**Exercise details:** Tell how many lines of the data include the word "this". Nothing but the number belongs in the answer.

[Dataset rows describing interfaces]
☆ ☆ ☆
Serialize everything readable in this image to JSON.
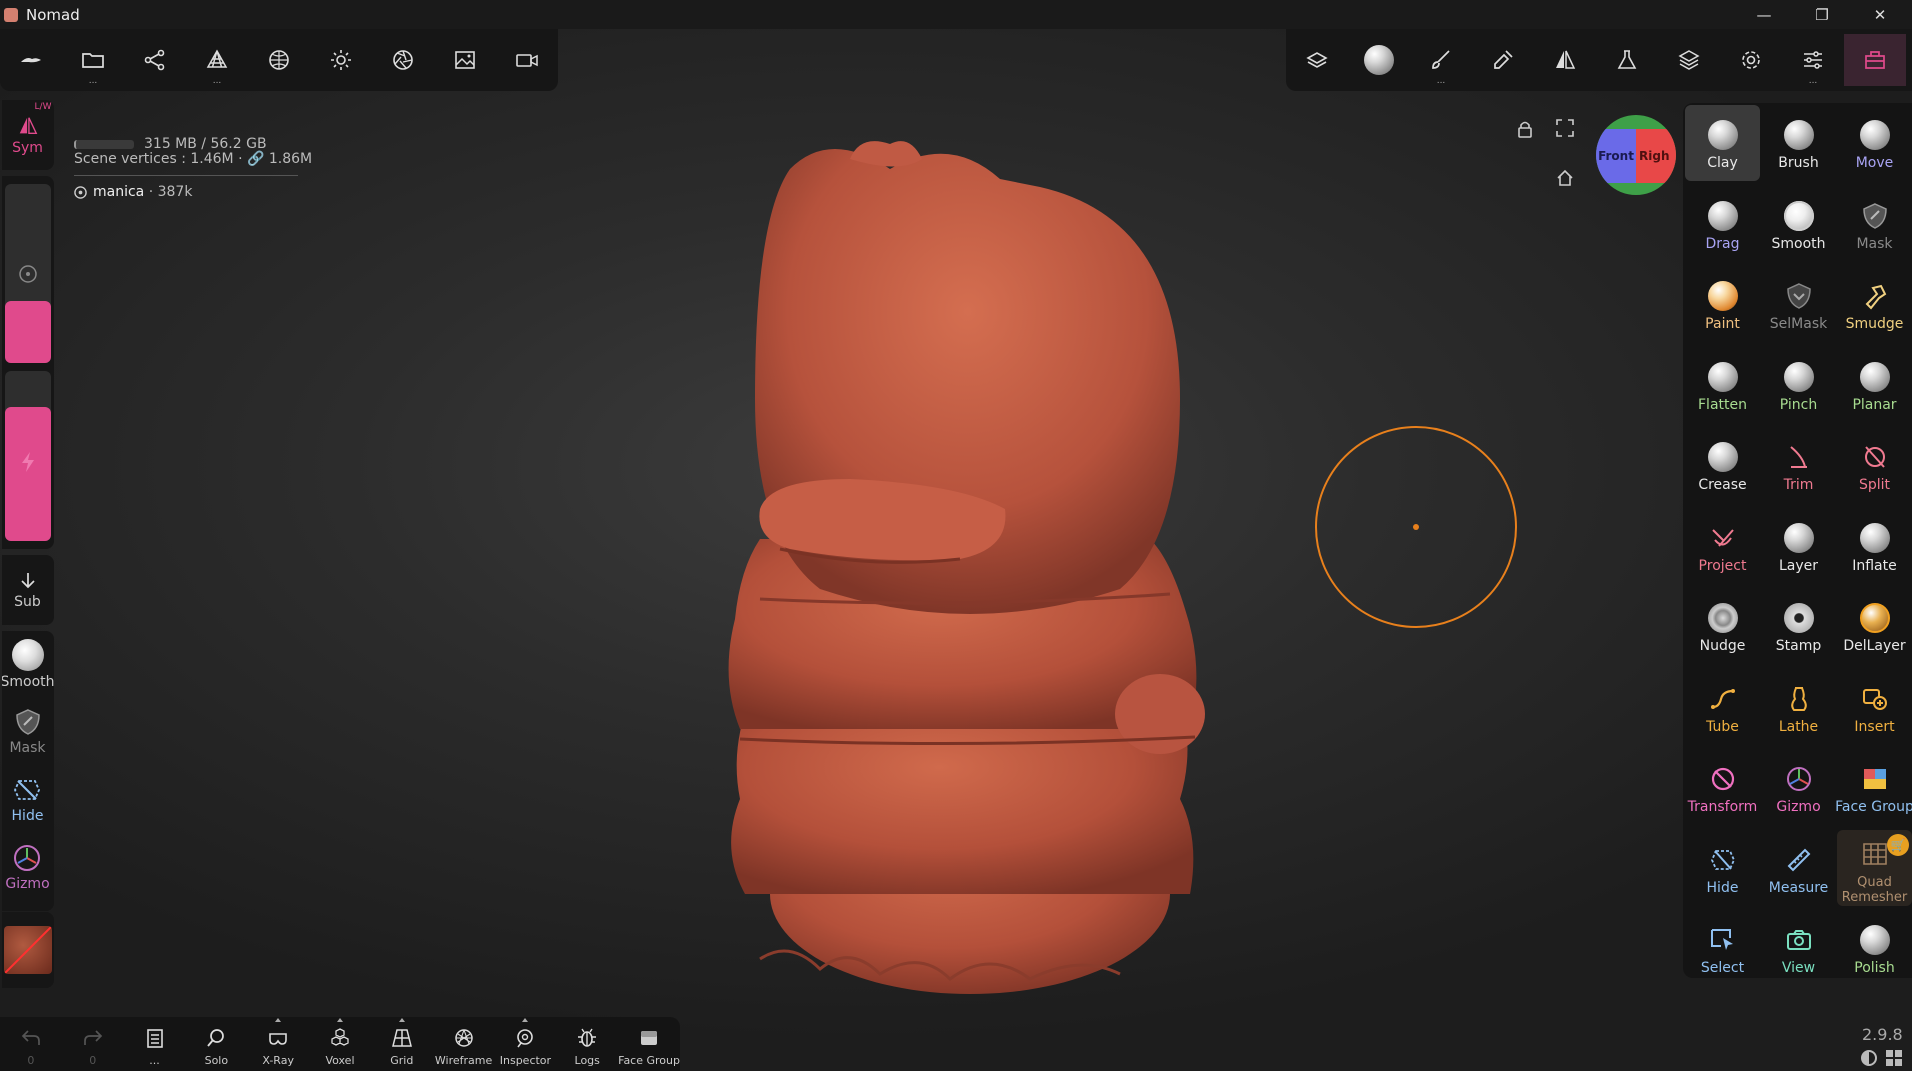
{
  "window": {
    "title": "Nomad",
    "minimize": "—",
    "restore": "❐",
    "close": "✕"
  },
  "scene": {
    "memory": "315 MB / 56.2 GB",
    "vertices": "Scene vertices : 1.46M · 🔗 1.86M",
    "object": "manica",
    "object_count": "· 387k"
  },
  "top_left_toolbar": [
    "nomad-icon",
    "folder-icon",
    "scene-graph-icon",
    "mesh-icon",
    "material-icon",
    "light-icon",
    "aperture-icon",
    "image-icon",
    "camera-icon"
  ],
  "top_right_toolbar": [
    "layers-3d-icon",
    "material-sphere-icon",
    "paint-brush-icon",
    "dropper-icon",
    "symmetry-icon",
    "flask-icon",
    "layers-icon",
    "settings-icon",
    "sliders-icon",
    "tools-panel-icon"
  ],
  "viewport": {
    "cube_front": "Front",
    "cube_right": "Righ"
  },
  "left_panel": {
    "sym": "Sym",
    "sym_tag": "L/W",
    "sub": "Sub",
    "smooth": "Smooth",
    "mask": "Mask",
    "hide": "Hide",
    "gizmo": "Gizmo"
  },
  "tools": [
    {
      "label": "Clay",
      "color": "#e8e8e8",
      "active": true
    },
    {
      "label": "Brush",
      "color": "#e8e8e8"
    },
    {
      "label": "Move",
      "color": "#a9a4f4"
    },
    {
      "label": "Drag",
      "color": "#a9a4f4"
    },
    {
      "label": "Smooth",
      "color": "#e8e8e8"
    },
    {
      "label": "Mask",
      "color": "#8a8a8a"
    },
    {
      "label": "Paint",
      "color": "#f0c080"
    },
    {
      "label": "SelMask",
      "color": "#8a8a8a"
    },
    {
      "label": "Smudge",
      "color": "#f0d080"
    },
    {
      "label": "Flatten",
      "color": "#a8dc90"
    },
    {
      "label": "Pinch",
      "color": "#a8dc90"
    },
    {
      "label": "Planar",
      "color": "#a8dc90"
    },
    {
      "label": "Crease",
      "color": "#e8e8e8"
    },
    {
      "label": "Trim",
      "color": "#f07a90"
    },
    {
      "label": "Split",
      "color": "#f07a90"
    },
    {
      "label": "Project",
      "color": "#f07a90"
    },
    {
      "label": "Layer",
      "color": "#e8e8e8"
    },
    {
      "label": "Inflate",
      "color": "#e8e8e8"
    },
    {
      "label": "Nudge",
      "color": "#e8e8e8"
    },
    {
      "label": "Stamp",
      "color": "#e8e8e8"
    },
    {
      "label": "DelLayer",
      "color": "#e8e8e8"
    },
    {
      "label": "Tube",
      "color": "#f0b040"
    },
    {
      "label": "Lathe",
      "color": "#f0b040"
    },
    {
      "label": "Insert",
      "color": "#f0b040"
    },
    {
      "label": "Transform",
      "color": "#f070c0"
    },
    {
      "label": "Gizmo",
      "color": "#f070c0"
    },
    {
      "label": "Face Group",
      "color": "#90c0f0"
    },
    {
      "label": "Hide",
      "color": "#90c0f0"
    },
    {
      "label": "Measure",
      "color": "#90c0f0"
    },
    {
      "label": "Quad Remesher",
      "color": "#b09070"
    },
    {
      "label": "Select",
      "color": "#90c0f0"
    },
    {
      "label": "View",
      "color": "#7ae0c0"
    },
    {
      "label": "Polish",
      "color": "#a8dc90"
    }
  ],
  "bottom_bar": [
    {
      "label": "0",
      "icon": "undo-icon"
    },
    {
      "label": "0",
      "icon": "redo-icon"
    },
    {
      "label": "...",
      "icon": "notes-icon"
    },
    {
      "label": "Solo",
      "icon": "search-icon"
    },
    {
      "label": "X-Ray",
      "icon": "xray-icon"
    },
    {
      "label": "Voxel",
      "icon": "voxel-icon"
    },
    {
      "label": "Grid",
      "icon": "grid-icon"
    },
    {
      "label": "Wireframe",
      "icon": "wireframe-icon"
    },
    {
      "label": "Inspector",
      "icon": "inspector-icon"
    },
    {
      "label": "Logs",
      "icon": "bug-icon"
    },
    {
      "label": "Face Group",
      "icon": "face-group-icon"
    }
  ],
  "version": "2.9.8"
}
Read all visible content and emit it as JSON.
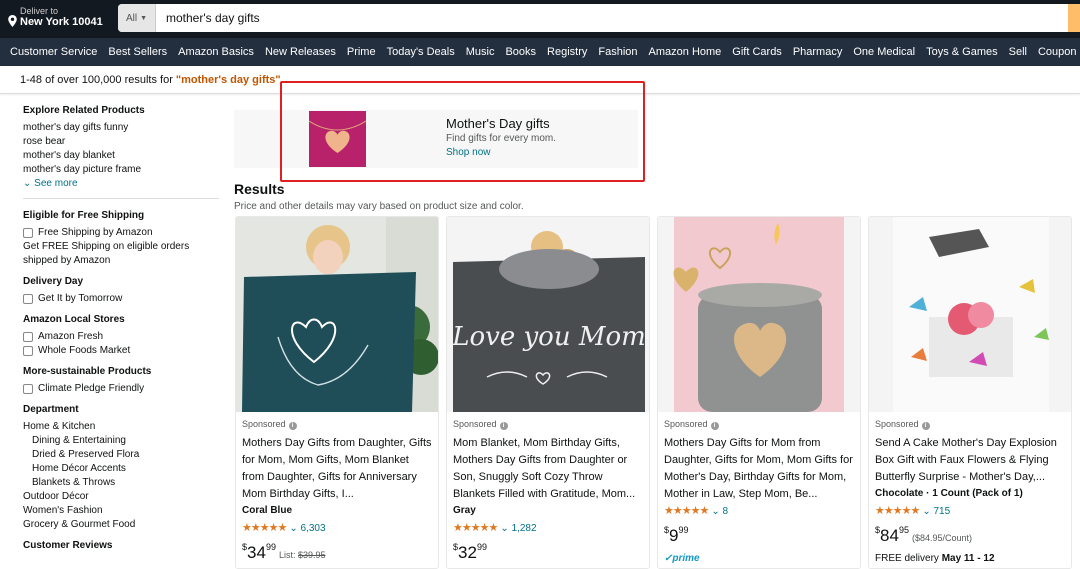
{
  "header": {
    "deliver_line1": "Deliver to",
    "deliver_line2": "New York 10041",
    "search_category": "All",
    "search_value": "mother's day gifts"
  },
  "nav_items": [
    "Customer Service",
    "Best Sellers",
    "Amazon Basics",
    "New Releases",
    "Prime",
    "Today's Deals",
    "Music",
    "Books",
    "Registry",
    "Fashion",
    "Amazon Home",
    "Gift Cards",
    "Pharmacy",
    "One Medical",
    "Toys & Games",
    "Sell",
    "Coupon"
  ],
  "results_bar": {
    "count_text": "1-48 of over 100,000 results for",
    "query": "\"mother's day gifts\""
  },
  "sidebar": {
    "related_title": "Explore Related Products",
    "related": [
      "mother's day gifts funny",
      "rose bear",
      "mother's day blanket",
      "mother's day picture frame"
    ],
    "see_more": "See more",
    "free_shipping_title": "Eligible for Free Shipping",
    "free_shipping_option": "Free Shipping by Amazon",
    "free_shipping_note": "Get FREE Shipping on eligible orders shipped by Amazon",
    "delivery_title": "Delivery Day",
    "delivery_option": "Get It by Tomorrow",
    "local_title": "Amazon Local Stores",
    "local_options": [
      "Amazon Fresh",
      "Whole Foods Market"
    ],
    "sustain_title": "More-sustainable Products",
    "sustain_option": "Climate Pledge Friendly",
    "dept_title": "Department",
    "dept_main": "Home & Kitchen",
    "dept_sub": [
      "Dining & Entertaining",
      "Dried & Preserved Flora",
      "Home Décor Accents",
      "Blankets & Throws"
    ],
    "dept_other": [
      "Outdoor Décor",
      "Women's Fashion",
      "Grocery & Gourmet Food"
    ],
    "reviews_title": "Customer Reviews"
  },
  "banner": {
    "title": "Mother's Day gifts",
    "subtitle": "Find gifts for every mom.",
    "link": "Shop now"
  },
  "results": {
    "heading": "Results",
    "subheading": "Price and other details may vary based on product size and color."
  },
  "products": [
    {
      "sponsored": "Sponsored",
      "title": "Mothers Day Gifts from Daughter, Gifts for Mom, Mom Gifts, Mom Blanket from Daughter, Gifts for Anniversary Mom Birthday Gifts, I...",
      "variant": "Coral Blue",
      "rating": 4.5,
      "stars": "★★★★★",
      "reviews": "6,303",
      "price_whole": "34",
      "price_frac": "99",
      "list_label": "List:",
      "list_price": "$39.95"
    },
    {
      "sponsored": "Sponsored",
      "title": "Mom Blanket, Mom Birthday Gifts, Mothers Day Gifts from Daughter or Son, Snuggly Soft Cozy Throw Blankets Filled with Gratitude, Mom...",
      "variant": "Gray",
      "rating": 4.5,
      "stars": "★★★★★",
      "reviews": "1,282",
      "price_whole": "32",
      "price_frac": "99"
    },
    {
      "sponsored": "Sponsored",
      "title": "Mothers Day Gifts for Mom from Daughter, Gifts for Mom, Mom Gifts for Mother's Day, Birthday Gifts for Mom, Mother in Law, Step Mom, Be...",
      "rating": 4.5,
      "stars": "★★★★★",
      "reviews": "8",
      "price_whole": "9",
      "price_frac": "99",
      "prime": "prime"
    },
    {
      "sponsored": "Sponsored",
      "title": "Send A Cake Mother's Day Explosion Box Gift with Faux Flowers & Flying Butterfly Surprise - Mother's Day,...",
      "variant": "Chocolate · 1 Count (Pack of 1)",
      "rating": 4.5,
      "stars": "★★★★★",
      "reviews": "715",
      "price_whole": "84",
      "price_frac": "95",
      "unit_price": "($84.95/Count)",
      "delivery_label": "FREE delivery",
      "delivery_date": "May 11 - 12"
    }
  ],
  "colors": {
    "topbar": "#131921",
    "nav": "#232f3e",
    "link": "#007185",
    "query": "#c45500",
    "star": "#de7921",
    "highlight": "#e02020"
  }
}
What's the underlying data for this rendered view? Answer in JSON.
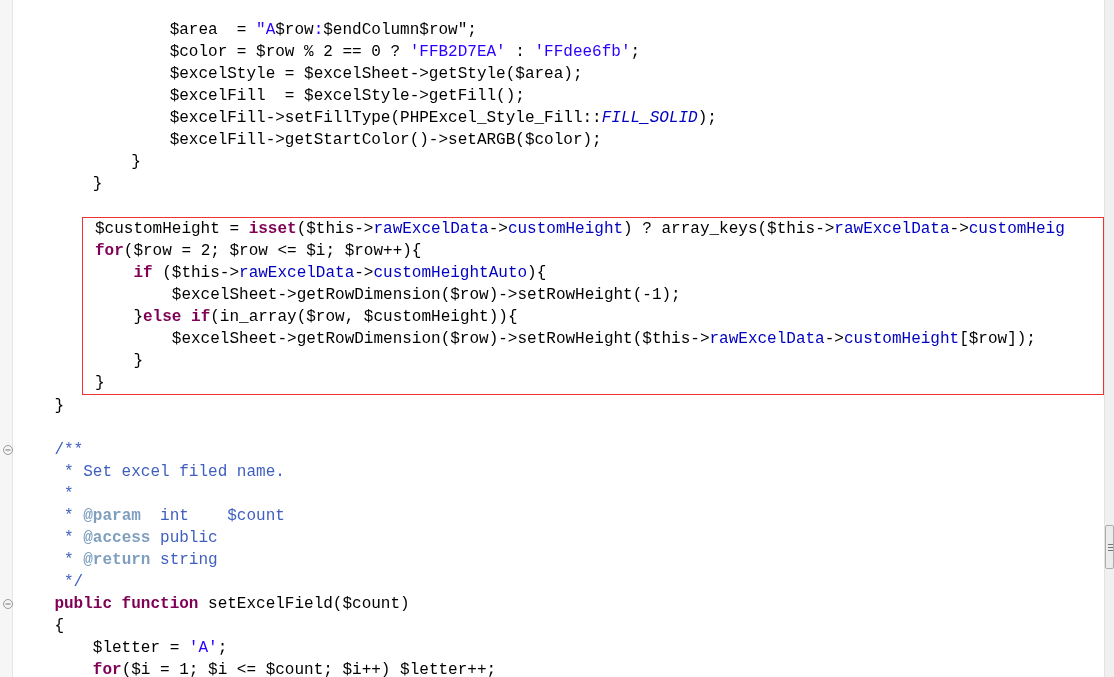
{
  "editor": {
    "blocks": [
      {
        "kind": "plain",
        "lines": [
          {
            "kind": "blank"
          },
          {
            "kind": "code",
            "tokens": [
              {
                "kind": "plain",
                "text": "                $area  = "
              },
              {
                "kind": "string",
                "text": "\"A"
              },
              {
                "kind": "plain",
                "text": "$row"
              },
              {
                "kind": "string",
                "text": ":"
              },
              {
                "kind": "plain",
                "text": "$endColumn$row\";"
              }
            ]
          },
          {
            "kind": "code",
            "tokens": [
              {
                "kind": "plain",
                "text": "                $color = $row % 2 == 0 ? "
              },
              {
                "kind": "string",
                "text": "'FFB2D7EA'"
              },
              {
                "kind": "plain",
                "text": " : "
              },
              {
                "kind": "string",
                "text": "'FFdee6fb'"
              },
              {
                "kind": "plain",
                "text": ";"
              }
            ]
          },
          {
            "kind": "code",
            "tokens": [
              {
                "kind": "plain",
                "text": "                $excelStyle = $excelSheet->getStyle($area);"
              }
            ]
          },
          {
            "kind": "code",
            "tokens": [
              {
                "kind": "plain",
                "text": "                $excelFill  = $excelStyle->getFill();"
              }
            ]
          },
          {
            "kind": "code",
            "tokens": [
              {
                "kind": "plain",
                "text": "                $excelFill->setFillType(PHPExcel_Style_Fill::"
              },
              {
                "kind": "constant",
                "text": "FILL_SOLID"
              },
              {
                "kind": "plain",
                "text": ");"
              }
            ]
          },
          {
            "kind": "code",
            "tokens": [
              {
                "kind": "plain",
                "text": "                $excelFill->getStartColor()->setARGB($color);"
              }
            ]
          },
          {
            "kind": "code",
            "tokens": [
              {
                "kind": "plain",
                "text": "            }"
              }
            ]
          },
          {
            "kind": "code",
            "tokens": [
              {
                "kind": "plain",
                "text": "        }"
              }
            ]
          },
          {
            "kind": "blank"
          }
        ]
      },
      {
        "kind": "highlight",
        "lines": [
          {
            "kind": "code",
            "tokens": [
              {
                "kind": "plain",
                "text": "$customHeight = "
              },
              {
                "kind": "keyword",
                "text": "isset"
              },
              {
                "kind": "plain",
                "text": "($this->"
              },
              {
                "kind": "field",
                "text": "rawExcelData"
              },
              {
                "kind": "plain",
                "text": "->"
              },
              {
                "kind": "field",
                "text": "customHeight"
              },
              {
                "kind": "plain",
                "text": ") ? array_keys($this->"
              },
              {
                "kind": "field",
                "text": "rawExcelData"
              },
              {
                "kind": "plain",
                "text": "->"
              },
              {
                "kind": "field",
                "text": "customHeig"
              }
            ]
          },
          {
            "kind": "code",
            "tokens": [
              {
                "kind": "keyword",
                "text": "for"
              },
              {
                "kind": "plain",
                "text": "($row = 2; $row <= $i; $row++){"
              }
            ]
          },
          {
            "kind": "code",
            "tokens": [
              {
                "kind": "keyword",
                "text": "    if"
              },
              {
                "kind": "plain",
                "text": " ($this->"
              },
              {
                "kind": "field",
                "text": "rawExcelData"
              },
              {
                "kind": "plain",
                "text": "->"
              },
              {
                "kind": "field",
                "text": "customHeightAuto"
              },
              {
                "kind": "plain",
                "text": "){"
              }
            ]
          },
          {
            "kind": "code",
            "tokens": [
              {
                "kind": "plain",
                "text": "        $excelSheet->getRowDimension($row)->setRowHeight(-1);"
              }
            ]
          },
          {
            "kind": "code",
            "tokens": [
              {
                "kind": "plain",
                "text": "    }"
              },
              {
                "kind": "keyword",
                "text": "else if"
              },
              {
                "kind": "plain",
                "text": "(in_array($row, $customHeight)){"
              }
            ]
          },
          {
            "kind": "code",
            "tokens": [
              {
                "kind": "plain",
                "text": "        $excelSheet->getRowDimension($row)->setRowHeight($this->"
              },
              {
                "kind": "field",
                "text": "rawExcelData"
              },
              {
                "kind": "plain",
                "text": "->"
              },
              {
                "kind": "field",
                "text": "customHeight"
              },
              {
                "kind": "plain",
                "text": "[$row]);"
              }
            ]
          },
          {
            "kind": "code",
            "tokens": [
              {
                "kind": "plain",
                "text": "    }"
              }
            ]
          },
          {
            "kind": "code",
            "tokens": [
              {
                "kind": "plain",
                "text": "}"
              }
            ]
          }
        ]
      },
      {
        "kind": "plain",
        "lines": [
          {
            "kind": "code",
            "tokens": [
              {
                "kind": "plain",
                "text": "    }"
              }
            ]
          },
          {
            "kind": "blank"
          },
          {
            "kind": "fold-start",
            "expanded": true,
            "tokens": [
              {
                "kind": "comment",
                "text": "    /**"
              }
            ]
          },
          {
            "kind": "code",
            "tokens": [
              {
                "kind": "comment",
                "text": "     * Set excel filed name."
              }
            ]
          },
          {
            "kind": "code",
            "tokens": [
              {
                "kind": "comment",
                "text": "     *"
              }
            ]
          },
          {
            "kind": "code",
            "tokens": [
              {
                "kind": "comment",
                "text": "     * "
              },
              {
                "kind": "doctag",
                "text": "@param"
              },
              {
                "kind": "comment",
                "text": "  int    $count"
              }
            ]
          },
          {
            "kind": "code",
            "tokens": [
              {
                "kind": "comment",
                "text": "     * "
              },
              {
                "kind": "doctag",
                "text": "@access"
              },
              {
                "kind": "comment",
                "text": " public"
              }
            ]
          },
          {
            "kind": "code",
            "tokens": [
              {
                "kind": "comment",
                "text": "     * "
              },
              {
                "kind": "doctag",
                "text": "@return"
              },
              {
                "kind": "comment",
                "text": " string"
              }
            ]
          },
          {
            "kind": "code",
            "tokens": [
              {
                "kind": "comment",
                "text": "     */"
              }
            ]
          },
          {
            "kind": "fold-start",
            "expanded": true,
            "tokens": [
              {
                "kind": "keyword",
                "text": "    public function"
              },
              {
                "kind": "plain",
                "text": " setExcelField($count)"
              }
            ]
          },
          {
            "kind": "code",
            "tokens": [
              {
                "kind": "plain",
                "text": "    {"
              }
            ]
          },
          {
            "kind": "code",
            "tokens": [
              {
                "kind": "plain",
                "text": "        $letter = "
              },
              {
                "kind": "string",
                "text": "'A'"
              },
              {
                "kind": "plain",
                "text": ";"
              }
            ]
          },
          {
            "kind": "code",
            "tokens": [
              {
                "kind": "keyword",
                "text": "        for"
              },
              {
                "kind": "plain",
                "text": "($i = 1; $i <= $count; $i++) $letter++;"
              }
            ]
          }
        ]
      }
    ]
  }
}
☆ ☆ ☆
**Solution to the problem:** 6